Rival vs Substitute - What's the difference?

rival | substitute |


In lang=en terms the difference between rival and substitute

is that rival is to oppose or compete with while substitute is to serve as a replacement (for someone or something).

As nouns the difference between rival and substitute

is that rival is a competitor (person, team, company, etc) with the same goal as another, or striving to attain the same thing defeating a rival may be a primary or necessary goal of a competitor while substitute is a replacement or stand-in for something that achieves a similar result or purpose.

As verbs the difference between rival and substitute

is that rival is to oppose or compete with while substitute is to use in place of something else, with the same function.

As an adjective rival
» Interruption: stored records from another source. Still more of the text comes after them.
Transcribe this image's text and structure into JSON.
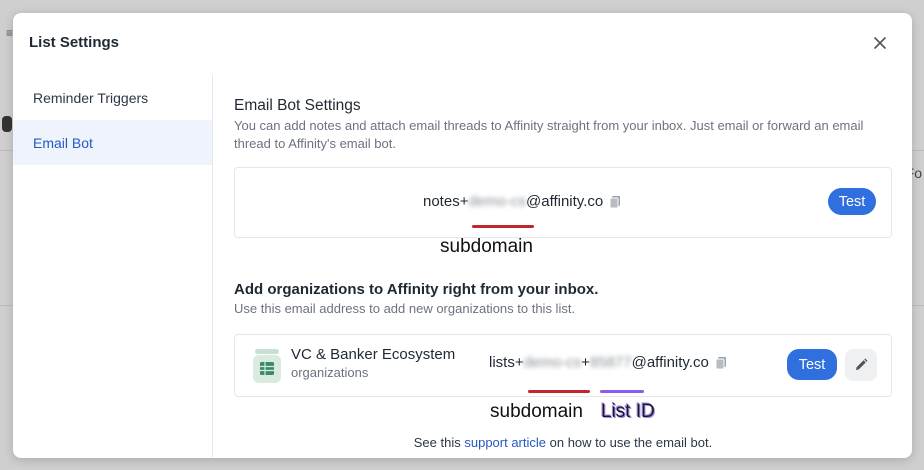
{
  "modal": {
    "title": "List Settings"
  },
  "sidebar": {
    "items": [
      {
        "label": "Reminder Triggers",
        "active": false
      },
      {
        "label": "Email Bot",
        "active": true
      }
    ]
  },
  "email_bot": {
    "title": "Email Bot Settings",
    "description": "You can add notes and attach email threads to Affinity straight from your inbox. Just email or forward an email thread to Affinity's email bot.",
    "address_prefix": "notes+",
    "address_subdomain": "demo-cs",
    "address_domain": "@affinity.co",
    "test_label": "Test",
    "subdomain_annotation": "subdomain"
  },
  "organizations": {
    "title": "Add organizations to Affinity right from your inbox.",
    "description": "Use this email address to add new organizations to this list.",
    "list_name": "VC & Banker Ecosystem",
    "list_type": "organizations",
    "address_prefix": "lists+",
    "address_subdomain": "demo-cs",
    "address_plus": "+",
    "address_list_id": "85877",
    "address_domain": "@affinity.co",
    "test_label": "Test",
    "subdomain_annotation": "subdomain",
    "list_id_annotation": "List ID"
  },
  "footer": {
    "prefix": "See this ",
    "link_text": "support article",
    "suffix": " on how to use the email bot."
  },
  "backdrop": {
    "edge_text": "Fo",
    "left_mark": "≡"
  },
  "colors": {
    "accent": "#2f6fde",
    "active_bg": "#eef3fc",
    "subdomain_underline": "#c0262d",
    "list_id_underline": "#8a5cf0",
    "list_icon_green": "#3d8a6a"
  },
  "icons": {
    "close": "close-icon",
    "copy": "copy-icon",
    "edit": "pencil-icon",
    "list": "list-sheet-icon"
  }
}
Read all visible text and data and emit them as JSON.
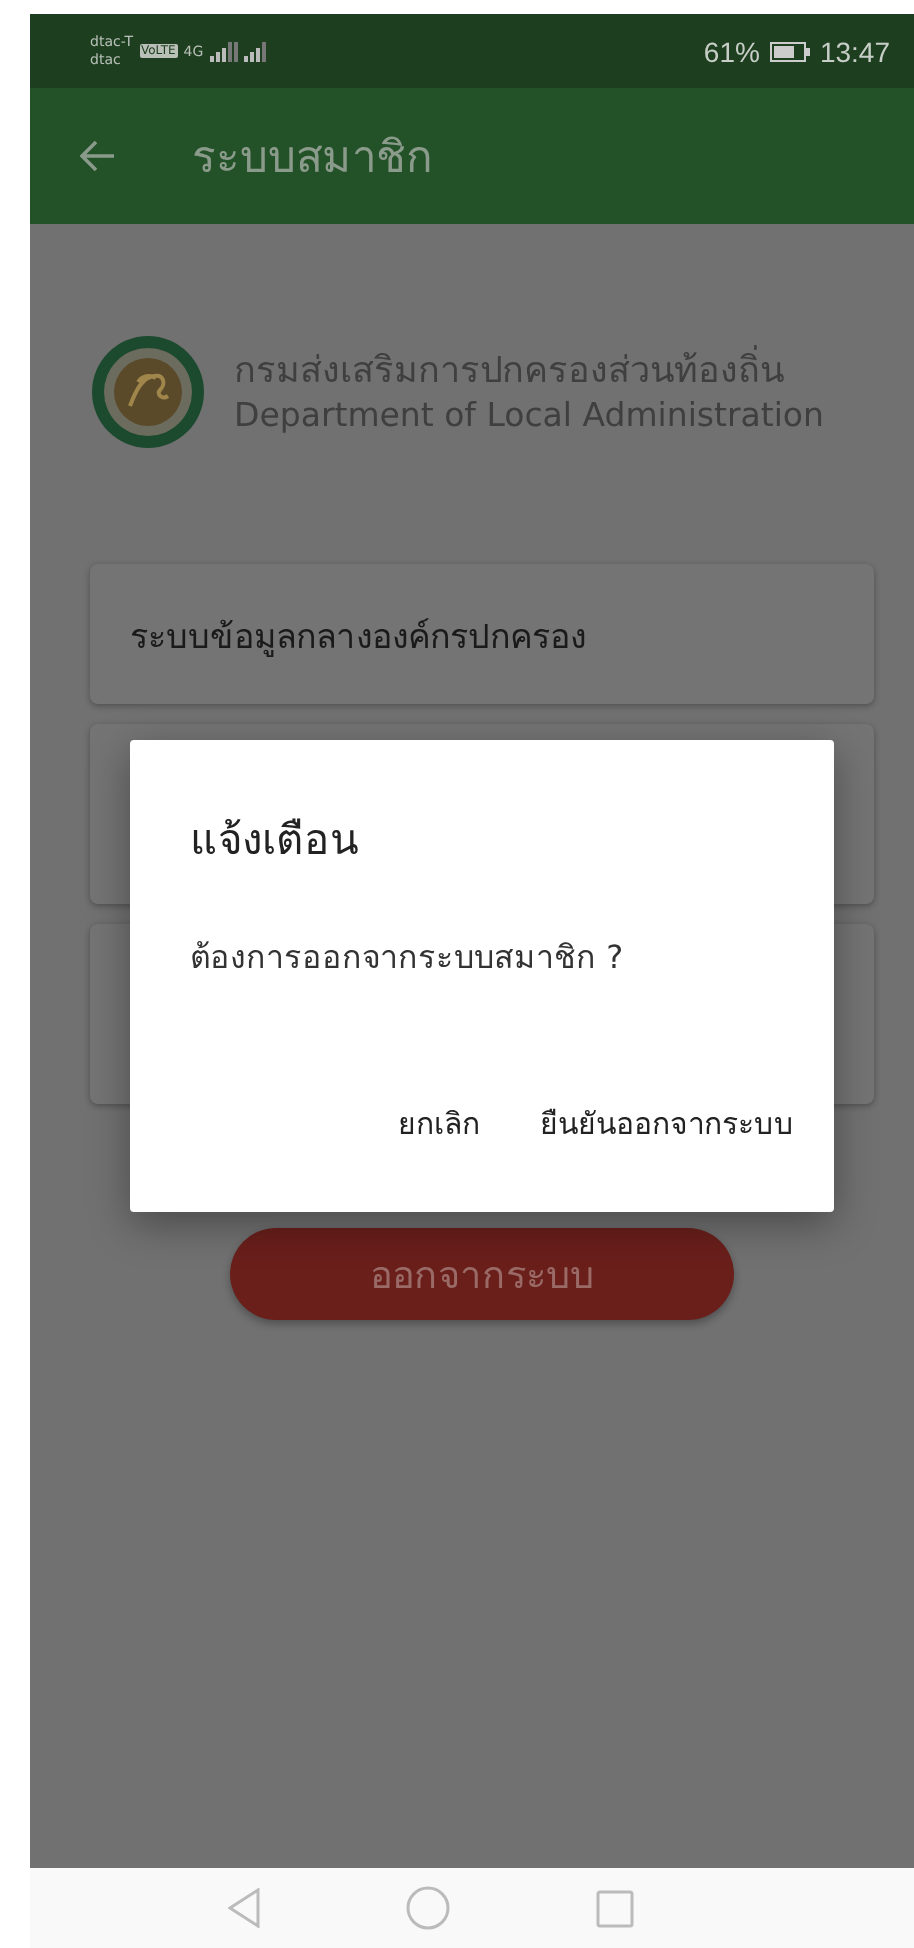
{
  "status_bar": {
    "carrier_1": "dtac-T",
    "carrier_2": "dtac",
    "volte_badge": "VoLTE",
    "network": "4G",
    "battery_percent": "61%",
    "time": "13:47"
  },
  "app_bar": {
    "title": "ระบบสมาชิก"
  },
  "header": {
    "org_name_thai": "กรมส่งเสริมการปกครองส่วนท้องถิ่น",
    "org_name_english": "Department of Local Administration"
  },
  "menu_cards": [
    {
      "kind": "text",
      "label": "ระบบข้อมูลกลางองค์กรปกครอง"
    },
    {
      "kind": "covered"
    },
    {
      "kind": "covered"
    }
  ],
  "logout_button": {
    "label": "ออกจากระบบ"
  },
  "dialog": {
    "title": "แจ้งเตือน",
    "message": "ต้องการออกจากระบบสมาชิก ?",
    "buttons": [
      "ยกเลิก",
      "ยืนยันออกจากระบบ"
    ]
  }
}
is having the same pretensions or claims; standing in competition for superiority.

Other Comparisons: What's the difference?

rival

English

Noun

(en noun)
  • A competitor (person, team, company, etc.) with the same goal as another, or striving to attain the same thing. Defeating a rival may be a primary or necessary goal of a competitor.
  • *{{quote-magazine, date=2013-06-21, author=(Oliver Burkeman)
  • , volume=189, issue=2, page=27, magazine=(The Guardian Weekly) , title= The tao of tech , passage=The dirty secret of the internet is that all this distraction and interruption is immensely profitable. Web companies like to boast about […], or offering services that let you
  • Someone or something with similar claims of quality or distinction as another.
  • (obsolete) One having a common right or privilege with another; a partner.
  • * (William Shakespeare)
  • If you do meet Horatio and Marcellus, / The rivals of my watch, bid them make haste.

    Derived terms

    * rivalry * archrival

    Adjective

    (-)
  • Having the same pretensions or claims; standing in competition for superiority.
  • rival lovers; rival claims or pretensions
  • * Macaulay
  • The strenuous conflicts and alternate victories of two rival confederacies of statesmen.

    Verb

  • To oppose or compete with.
  • to rival somebody in love
  • To be equal to or to surpass another.
  • *{{quote-book, year=1963, author=(Margery Allingham)
  • , title=(The China Governess) , chapter=1 citation , passage=The original family who had begun to build a palace to rival Nonesuch had died out before they had put up little more than the gateway, […].}}
  • To strive to equal or excel; to emulate.
  • * Dryden
  • to rival thunder in its rapid course

    Anagrams

    * ----

    substitute

    English

    Verb

    (substitut)
  • To use in place of something else, with the same function.
  • I had no shallots so I substituted onion.
  • In the phrase "substitute X for Y", to use X in place of Y. With increasing frequency used in the semantically opposite sense (see the OED's notes).
  • I had to substitute new parts for the old ones.
  • In the phrase "substitute X with/by Y", to use Y in place of X; to replace X with Y
  • I had to substitute old parts with the new ones. (This usage was formerly proscribed.)
  • (sports) To remove (a player) from the field of play and bring on another in his place.
  • He was playing poorly and was substituted after twenty minutes
  • * {{quote-news
  • , year=2011 , date=April 11 , author=Phil McNulty , title=Liverpool 3 - 0 Man City , work=BBC Sport citation , page= , passage=Mario Balotelli replaced Tevez but his contribution was so negligible that he suffered the indignity of being substituted himself as time ran out, a development that encapsulated a wretched 90 minutes for City and boss Roberto Mancini. }}
  • To serve as a replacement (for someone or something)
  • * 1987 , , Essays in Economics, Vol. 2 , p. 75
  • Accumulation of wealth by this route may substitute for personal saving.

    Usage notes

    The verb "to substitute" can be used transitively in two opposite ways. "To substitute X" may mean either "use X in place of something else" (as in definitions 1 and 2), or "use something else in place of X" (as in definitions 3 and 4). The latter use is more recent, but it is widespread and now generally accepted (see the COED's note on the matter). However, if the indirect object (the "something else") is omitted, the preposition is also omitted, and the reader or hearer cannot tell which sense is meant: * "Substitute butter for olive oil" = Use butter instead of olive oil * "Substitute olive oil for butter" = Use olive oil instead of butter * "Substitute butter" = ??? * "Substitute olive oil" = ???

    Noun

    (en noun)
  • A replacement or stand-in for something that achieves a similar result or purpose.
  • * De Quincey
  • Ladies [in Shakespeare's age] wore masks as the sole substitute known to our ancestors for the modern parasol.
  • (sports) A player who is available to replace another if the need arises, and who may or may not actually do so.
  • * {{quote-news
  • , year=2011 , date=November 3 , author=David Ornstein , title=Macc Tel-Aviv 1 - 2 Stoke , work=BBC Sport citation , page= , passage=Dean Whitehead opened the scoring shortly after the break with a low finish and substitute Peter Crouch sealed the win with a tap-in.}}
  • (historical) One who enlists for military service in the place of a conscript.
  • Synonyms

    * See also